Project description:PTPN11 encodes the Shp2 non-receptor protein-tyrosine phosphatase implicated in several signaling pathways. Activating mutations in Shp2 are commonly associated with juvenile myelomonocytic leukemia but are not as well defined in other neoplasms. Here we report that Shp2 mutations occur in human acute myeloid leukemia (AML) at a rate of 6.6% (6/91) in the ECOG E1900 data set. We examined the role of mutated Shp2 in leukemias harboring MLL translocations, which co-occur in human AML. The hyperactive Shp2E76K mutant, commonly observed in leukemia patients, significantly accelerated MLL-AF9-mediated leukemogenesis in vivo.
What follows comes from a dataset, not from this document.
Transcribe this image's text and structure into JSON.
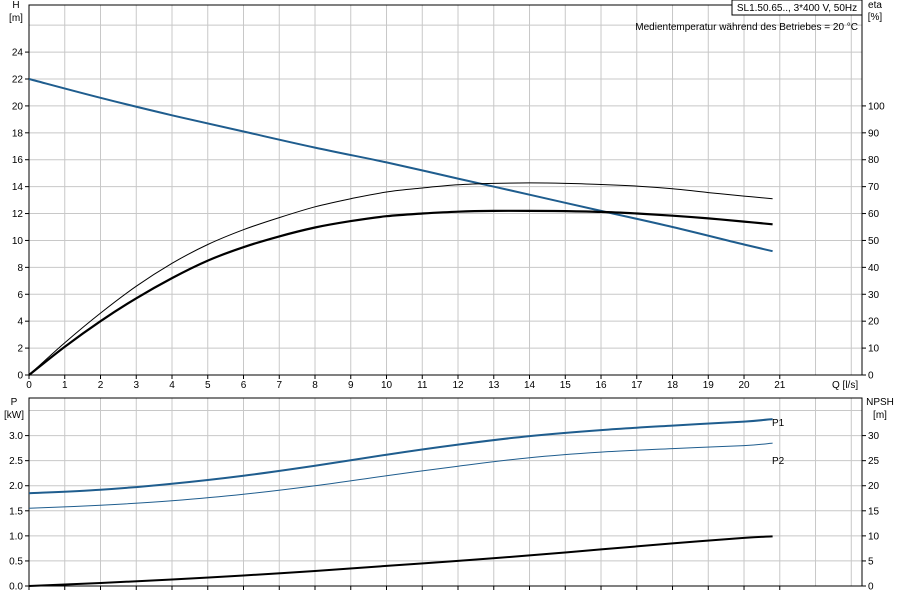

Shp2E76K increased leukemic stem cell frequency and affords MLL-AF9 leukemic cells IL3 cytokine hypersensitivity. As Shp2 is reported to regulate anti-apoptotic genes, we investigated Bcl2, Bcl-xL and Mcl1 expression in MLL-AF9 leukemic cells with and without Shp2E76K. Although the Bcl2 family of genes was upregulated in Shp2E76K cells, Mcl1 showed the highest upregulation in MLL-AF9 cells in response to Shp2E76K. Indeed, expression of Mcl1 in MLL-AF9 cells phenocopies expression of Shp2E76K, suggesting Shp2 mutations cooperate through activation of anti-apoptotic genes. Finally, we show Shp2E76K mutations reduce sensitivity of AML cells to small-molecule-mediated Mcl1 inhibition, suggesting reduced efficacy of drugs targeting MCL1 in patients with hyperactive Shp2.
Project description:As a central regulator of cell polarity, the activity of CDC42 GTPase is tightly controlled in maintaining normal hematopoietic stem and progenitor cell (HSC/P) functions. We found that transformation of HSC/P to acute myeloid leukemia (AML) is associated with increased CDC42 expression and activity in leukemia cells. In a mouse model of AML, the loss of Cdc42 abrogates MLL-AF9-induced AML development. Furthermore, genetic ablation of CDC42 in both murine and human MLL-AF9 (MA9) cells decreased survival and induced differentiation of the clonogenic leukemia-initiating cells. We show that MLL-AF9 leukemia cells maintain cell polarity in the context of elevated Cdc42-guanosine triphosphate activity, similar to nonmalignant, young HSC/Ps. The loss of Cdc42 resulted in a shift to depolarized AML cells that is associated with a decrease in the frequency of symmetric and asymmetric cell divisions producing daughter cells capable of self-renewal. Importantly, we demonstrate that inducible CDC42 suppression in primary human AML cells blocks leukemia progression in a xenograft model. Thus, CDC42 loss suppresses AML cell polarity and division asymmetry, and CDC42 constitutes a useful target to alter leukemia-initiating cell fate for differentiation therapy.